I never understood range hoods. It’s that one appliance in the kitchen that’s always sort of there, but unlike a lot of other kitchen fixtures, I never really questioned why. Especially since a lot of the ones I’ve had have been pretty old and ratty, to me they’ve always been those things you turn on if your pasta boils over. But if you’re wondering whether or not you need one, if it’s worth upgrading to a better one, or even if you should bother turning on the one you’ve got, the answer is, emphatically, YES! Why my change of heart?

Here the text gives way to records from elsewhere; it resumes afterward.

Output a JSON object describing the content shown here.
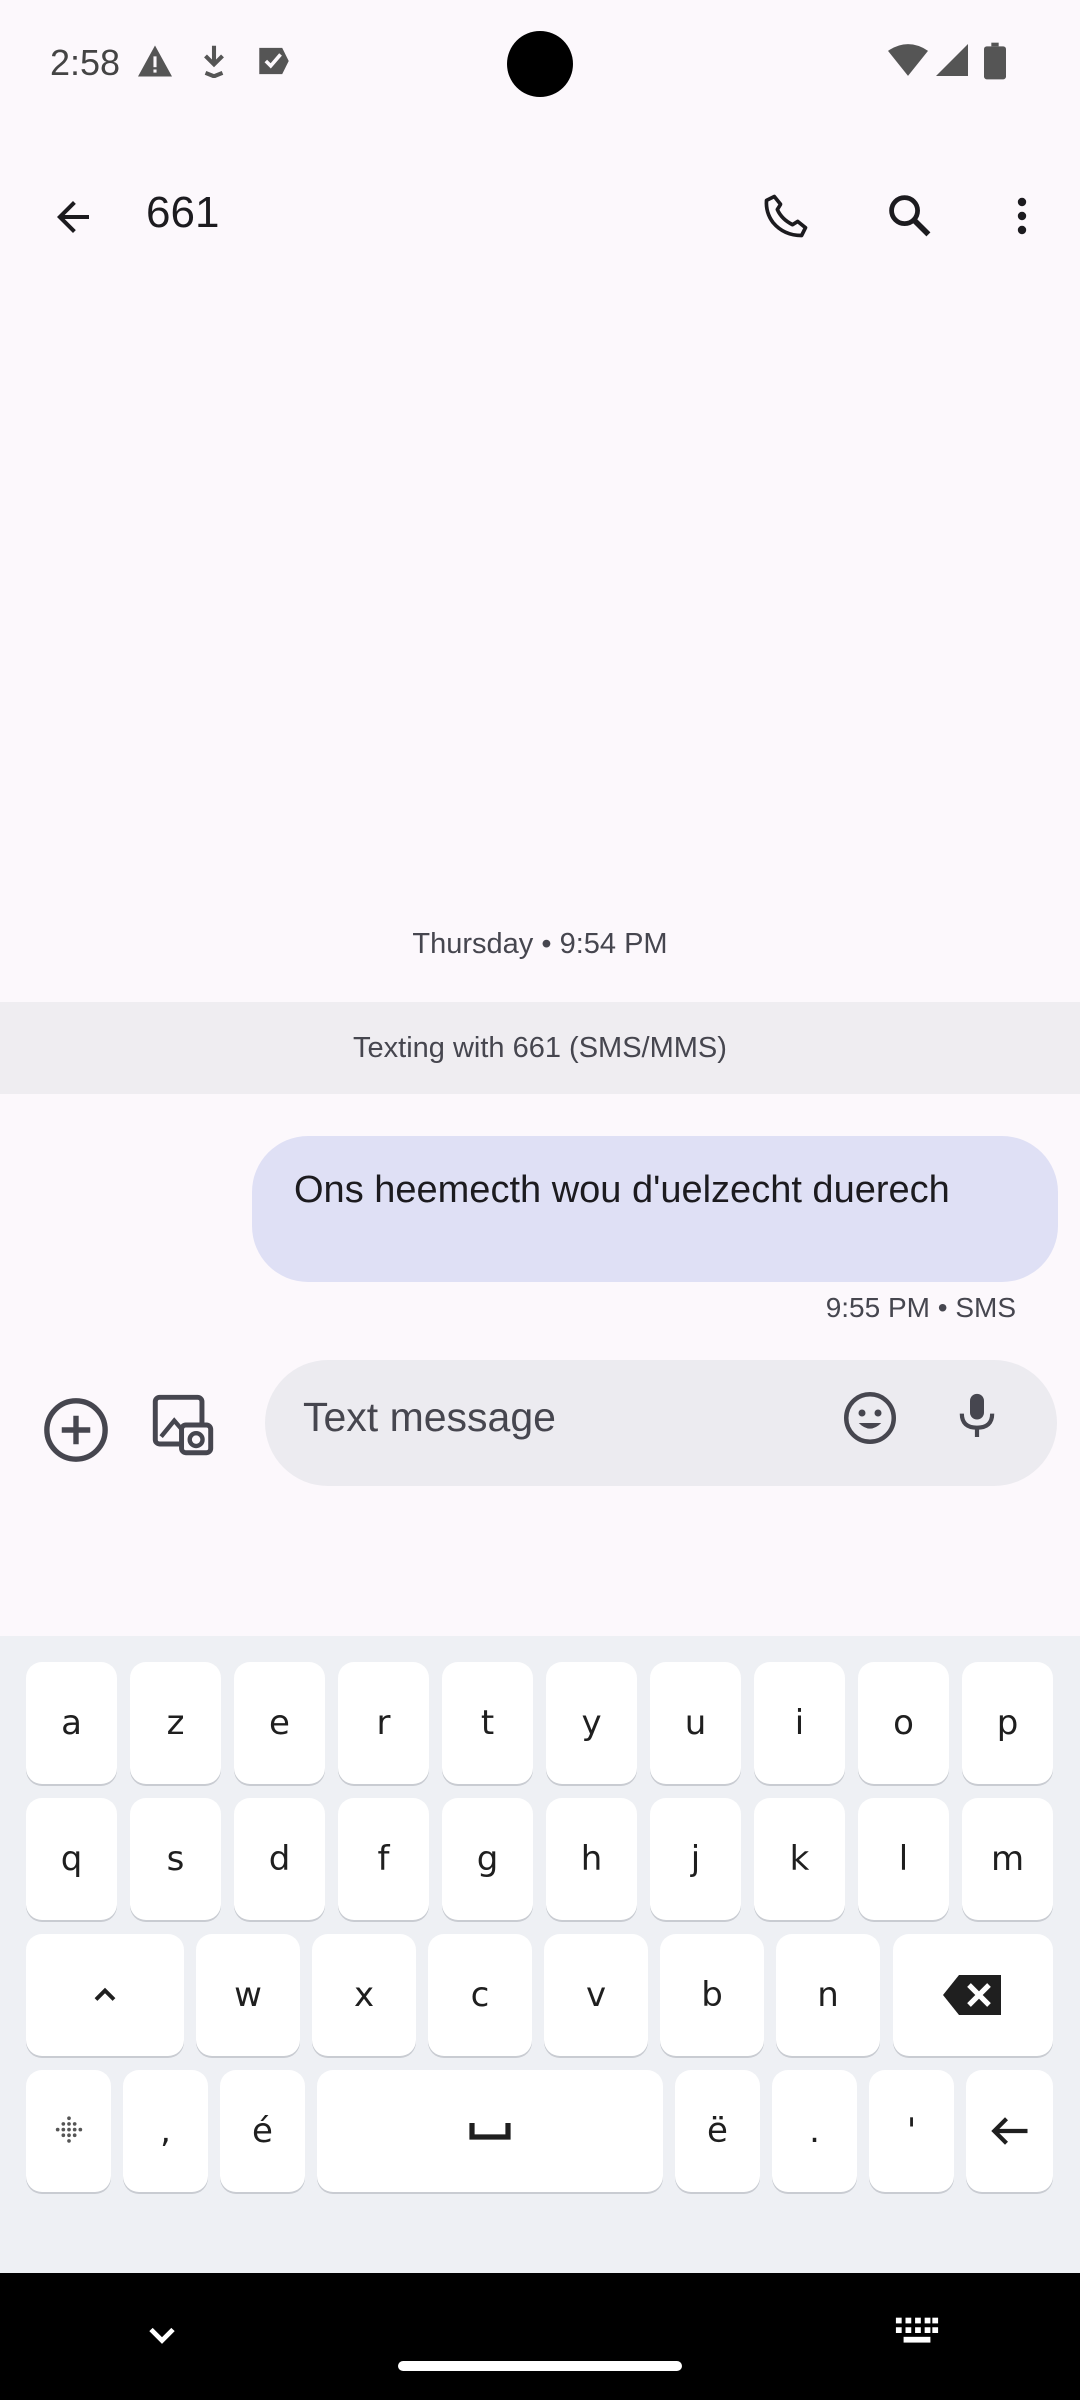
{
  "status_bar": {
    "time": "2:58",
    "left_icons": [
      "warning-icon",
      "download-icon",
      "task-check-icon"
    ],
    "right_icons": [
      "wifi-icon",
      "signal-icon",
      "battery-icon"
    ]
  },
  "app_bar": {
    "title": "661",
    "actions": [
      "phone-icon",
      "search-icon",
      "more-vert-icon"
    ]
  },
  "conversation": {
    "timestamp": "Thursday • 9:54 PM",
    "banner": "Texting with 661 (SMS/MMS)",
    "messages": [
      {
        "text": "Ons heemecth  wou d'uelzecht duerech",
        "meta": "9:55 PM • SMS",
        "direction": "outgoing"
      }
    ]
  },
  "compose": {
    "placeholder": "Text message"
  },
  "keyboard": {
    "row1": [
      "a",
      "z",
      "e",
      "r",
      "t",
      "y",
      "u",
      "i",
      "o",
      "p"
    ],
    "row2": [
      "q",
      "s",
      "d",
      "f",
      "g",
      "h",
      "j",
      "k",
      "l",
      "m"
    ],
    "row3": [
      "w",
      "x",
      "c",
      "v",
      "b",
      "n"
    ],
    "row4": [
      ",",
      "é",
      "ë",
      ".",
      "'"
    ]
  },
  "colors": {
    "background": "#fcf8fc",
    "bubble": "#dfe0f5",
    "banner": "#efedf1",
    "keyboard_bg": "#eef0f4"
  }
}
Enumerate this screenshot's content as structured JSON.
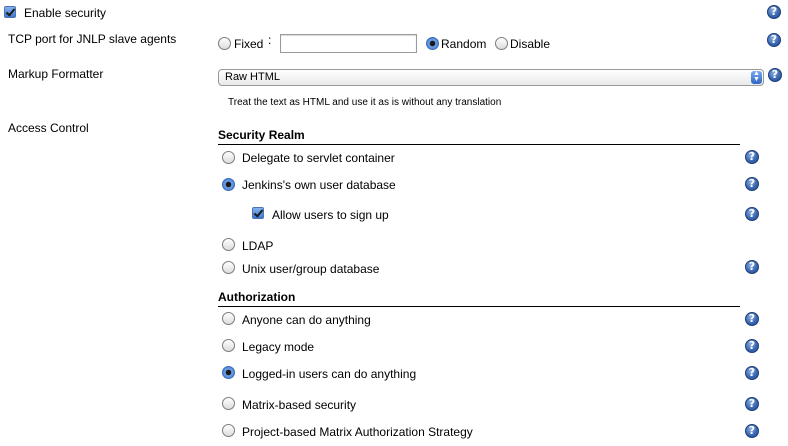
{
  "enable_security": {
    "label": "Enable security",
    "checked": true
  },
  "tcp_port": {
    "label": "TCP port for JNLP slave agents",
    "options": [
      "Fixed",
      "Random",
      "Disable"
    ],
    "selected": "Random",
    "colon": ":",
    "fixed_value": ""
  },
  "markup_formatter": {
    "label": "Markup Formatter",
    "selected": "Raw HTML",
    "description": "Treat the text as HTML and use it as is without any translation"
  },
  "access_control": {
    "label": "Access Control",
    "security_realm": {
      "heading": "Security Realm",
      "options": [
        "Delegate to servlet container",
        "Jenkins's own user database",
        "LDAP",
        "Unix user/group database"
      ],
      "selected": "Jenkins's own user database",
      "allow_signup": {
        "label": "Allow users to sign up",
        "checked": true
      }
    },
    "authorization": {
      "heading": "Authorization",
      "options": [
        "Anyone can do anything",
        "Legacy mode",
        "Logged-in users can do anything",
        "Matrix-based security",
        "Project-based Matrix Authorization Strategy"
      ],
      "selected": "Logged-in users can do anything"
    }
  },
  "icons": {
    "help": "help-icon",
    "dropdown": "chevron-updown-icon"
  },
  "colors": {
    "help_blue": "#3a67b0",
    "selected_radio": "#3d78d0"
  }
}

You see, I recently helped a friend clean a kitchen that didn’t have a range hood. She was in the middle of moving and wanted to get her deposit back, so we were trying to do a pretty thorough job. Before long, we realized that those lovely off-gray walls were actually white under countless layers of built up grease and smoke residue. Now, I’ve read all the reasons to have even a basic range hood, like this one from Broan, but nothing can drive the point home quite like a tackling several years and dozens of tenants worth of grease spatter with a bucket and a sponge.
A good range hood, like this efficient Broan EnergyStar, sucks up the air above your stove while you’re cooking – smoke, grease, steam, odors, and all – and vents them outside. It prevents that awful grease buildup on your walls, and keeps your kitchen smelling pleasant and smoke-free even when you’re doing serious cooking – like searing meat over a high heat. It can also help wick away steam from boiling water and hot air from the stove to keep your kitchen from feeling muggy. Maybe more important still, a good range hood saves you from having to breathe in all that gunk. Heaters and stoves are the biggest sources of carbon monoxide in the home – which is why detectors are often installed there. Having a range hood helps keep air circulating and pumps out carbon monoxide with the rest of the air, preventing it from building up to dangerous levels in the first place.

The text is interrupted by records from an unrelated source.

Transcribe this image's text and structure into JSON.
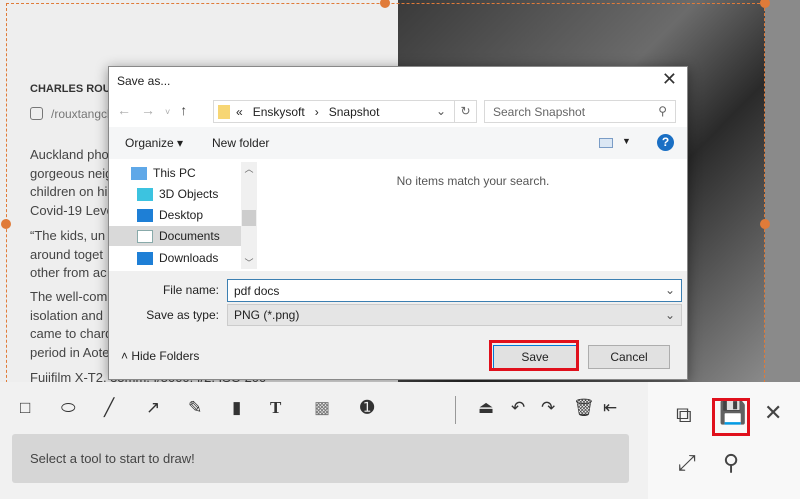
{
  "article": {
    "author": "CHARLES ROU",
    "handle": "/rouxtangcl",
    "paras": [
      "Auckland pho\ngorgeous neig\nchildren on hi\nCovid-19 Leve",
      "“The kids, un\naround toget\nother from ac",
      "The well-com\nisolation and\ncame to chard\nperiod in Aote"
    ],
    "caption": "Fuiifilm X-T2. 35mm. f/5000. f/2. ISO 200"
  },
  "dialog": {
    "title": "Save as...",
    "breadcrumb": [
      "«",
      "Enskysoft",
      "›",
      "Snapshot",
      "›"
    ],
    "search_placeholder": "Search Snapshot",
    "organize": "Organize ▾",
    "new_folder": "New folder",
    "empty_message": "No items match your search.",
    "tree": [
      "This PC",
      "3D Objects",
      "Desktop",
      "Documents",
      "Downloads"
    ],
    "file_name_label": "File name:",
    "file_name_value": "pdf docs",
    "save_type_label": "Save as type:",
    "save_type_value": "PNG (*.png)",
    "hide_folders": "Hide Folders",
    "save": "Save",
    "cancel": "Cancel"
  },
  "toolbar": {
    "status": "Select a tool to start to draw!",
    "tools": [
      "rectangle-icon",
      "ellipse-icon",
      "line-icon",
      "arrow-icon",
      "pencil-icon",
      "marker-icon",
      "text-icon",
      "mosaic-icon",
      "step-number-icon",
      "eraser-icon",
      "undo-icon",
      "redo-icon",
      "trash-icon",
      "exit-icon"
    ]
  },
  "right_panel": {
    "icons": [
      "copy-icon",
      "save-icon",
      "close-icon",
      "expand-icon",
      "pin-icon"
    ]
  },
  "colors": {
    "accent": "#e07b39",
    "highlight": "#e0101c",
    "help": "#1a6fc4"
  }
}
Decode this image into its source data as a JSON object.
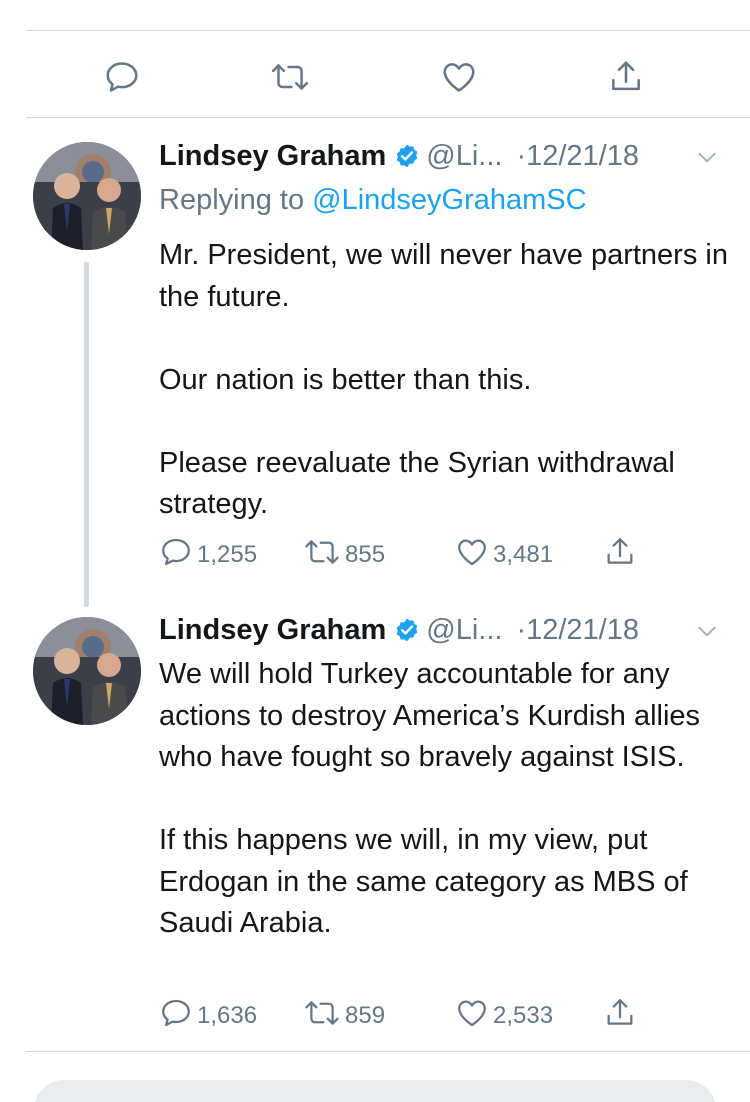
{
  "top_actions": {
    "icons": [
      "reply-icon",
      "retweet-icon",
      "like-icon",
      "share-icon"
    ]
  },
  "tweets": [
    {
      "name": "Lindsey Graham",
      "handle": "@Li...",
      "dot": "·",
      "date": "12/21/18",
      "replying_prefix": "Replying to ",
      "replying_to": "@LindseyGrahamSC",
      "paragraphs": [
        "Mr. President, we will never have partners in the future.",
        "Our nation is better than this.",
        "Please reevaluate the Syrian withdrawal strategy."
      ],
      "replies": "1,255",
      "retweets": "855",
      "likes": "3,481"
    },
    {
      "name": "Lindsey Graham",
      "handle": "@Li...",
      "dot": "·",
      "date": "12/21/18",
      "paragraphs": [
        "We will hold Turkey accountable for any actions to destroy America’s Kurdish allies who have fought so bravely against ISIS.",
        "If this happens we will, in my view, put Erdogan in the same category as MBS of Saudi Arabia."
      ],
      "replies": "1,636",
      "retweets": "859",
      "likes": "2,533"
    }
  ],
  "colors": {
    "text": "#14171a",
    "secondary": "#657786",
    "link": "#1da1f2",
    "divider": "#d5d9dd",
    "thread_line": "#cfd9de"
  }
}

Most ducted range hoods are built into your cabinets – specifically running the vent up through the cupboards immediately over the stove and out to an exterior wall. This helps prevent you from having to look at, well, a big metal rectangle, but depending on the arrangement of your kitchen, you might not have the luxury. But don’t let that stop you from making an important investment – in addition to ranges that mount from the bottom of cabinets, well-designed exposed hoods like this sleek, elegant one from Elica’s Bogart collection are starting to become more common. Some of them can even be outright pretty, and would look excellent in a modern kitchen. If you do have to go with an exposed range hood, look for sleek lines and high-quality materials. The more of it you have to see, the more important it is that you like the way it looks.

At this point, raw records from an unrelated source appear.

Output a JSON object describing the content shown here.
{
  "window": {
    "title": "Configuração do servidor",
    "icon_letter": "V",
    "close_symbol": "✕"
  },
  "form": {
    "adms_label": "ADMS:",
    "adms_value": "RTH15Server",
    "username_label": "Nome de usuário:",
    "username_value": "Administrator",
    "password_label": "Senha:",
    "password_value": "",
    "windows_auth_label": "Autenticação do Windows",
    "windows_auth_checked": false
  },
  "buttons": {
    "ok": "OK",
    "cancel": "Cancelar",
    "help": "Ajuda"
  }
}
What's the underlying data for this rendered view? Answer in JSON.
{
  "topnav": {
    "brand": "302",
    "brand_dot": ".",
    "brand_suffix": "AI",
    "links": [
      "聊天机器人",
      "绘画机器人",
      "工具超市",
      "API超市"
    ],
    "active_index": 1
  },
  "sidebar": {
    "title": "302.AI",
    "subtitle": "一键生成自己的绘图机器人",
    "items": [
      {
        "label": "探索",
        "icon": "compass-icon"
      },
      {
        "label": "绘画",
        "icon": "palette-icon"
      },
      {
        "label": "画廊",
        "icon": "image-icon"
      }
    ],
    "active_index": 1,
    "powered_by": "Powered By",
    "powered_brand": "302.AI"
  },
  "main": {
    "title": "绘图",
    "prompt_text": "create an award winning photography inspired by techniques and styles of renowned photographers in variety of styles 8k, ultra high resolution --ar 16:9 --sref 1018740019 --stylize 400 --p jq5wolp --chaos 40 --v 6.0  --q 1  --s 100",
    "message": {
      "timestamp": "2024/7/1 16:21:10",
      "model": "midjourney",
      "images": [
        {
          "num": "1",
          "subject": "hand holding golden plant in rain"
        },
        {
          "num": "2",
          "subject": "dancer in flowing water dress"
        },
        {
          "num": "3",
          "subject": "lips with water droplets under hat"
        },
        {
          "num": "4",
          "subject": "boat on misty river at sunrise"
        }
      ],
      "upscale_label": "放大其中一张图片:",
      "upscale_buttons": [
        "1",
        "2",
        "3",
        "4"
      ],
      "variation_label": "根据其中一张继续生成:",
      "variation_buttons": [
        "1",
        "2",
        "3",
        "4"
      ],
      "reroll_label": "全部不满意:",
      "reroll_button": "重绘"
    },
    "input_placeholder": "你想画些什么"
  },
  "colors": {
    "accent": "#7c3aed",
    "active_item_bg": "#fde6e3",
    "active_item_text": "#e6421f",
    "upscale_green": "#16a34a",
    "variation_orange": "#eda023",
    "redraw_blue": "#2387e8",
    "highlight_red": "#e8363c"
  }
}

Of course, there are some situations that would prevent you from having a range hood that vents to the outside at all. Community building codes, the location of your kitchen or the range itself, or simply financial constraints on your project can all make it difficult or impossible to install a traditional range. But if you do a lot of cooking, you should still really consider getting a ductless range hood, like this Elica Samurai.
I’ll say up front: ductless range hoods don’t work as well as the traditional kind. Rather than venting the gunky air to the outside, ductless range hoods, like this Elica Twin, come equipped with a carbon filter. The filter scrubs the air clean before pumping it back into the kitchen. They are able to filter grease, smoke, and toxins (like carbon monixide) out of your air, but because they recycle air rather than expelling it, they won’t do much for heat or moisture, and you’ll have to be very aware of the filters, as they can become clogged. Filters can be washed as well as replaced, but if left unattended too long, they become less and less efficient, and can even damage the range hood.
That said, if you have a range as part of a kitchen island where it can’t be vented outside (or some of the other aforementioned constraints) a ductless range might be exactly what you need. Good news – these ones tend to be the best designed as well. Since a freestanding range is already basically the height of fancy kitchen design, the range hoods designed for them are basically the prettiest ones out there. This Elica Wave, for example looks more like a designer lamp than a clunky ventilation box.
There are tons of sleek, modern range hoods out there, but what, exactly, should you look for? You want to make sure that the range you choose is at least as wide as your cooktop, and installed about 30 inches above the range surface. Too much closer and it can be a hazard – both to your head and potentially high flames – but install it too high and it won’t work effectively. Measure the width of your range; the range hood should be at least as wide, and have at least 50 CFM (Cubic Feet Per Minute, the oomph of the machine) for every foot across, and ideally double or triple that. Many high-end ones, like this Elica Atlantis, come with a standard 600 CFM, which is probably more than you need, but will save you a little math. Noise levels are rated in sones – the higher the number, the noisier it’ll be, so if you want one that’s quiet, look for the lowest number you can find.
Whichever route you go, for whatever your kitchen layout, a new range hood is definitely a good investment – and not all of them are quite so clunky and obtrusive as they used to be. In fact, they can even be kinda stylish. Now, I can admit that I still mostly use my range hood for pasta mishaps and as a nite light for midnight snacking, but you can bet your bottom dollar, if I’m cooking something greasy? That range hood is ON! What about you? Do you love yours, is it just another background appliance?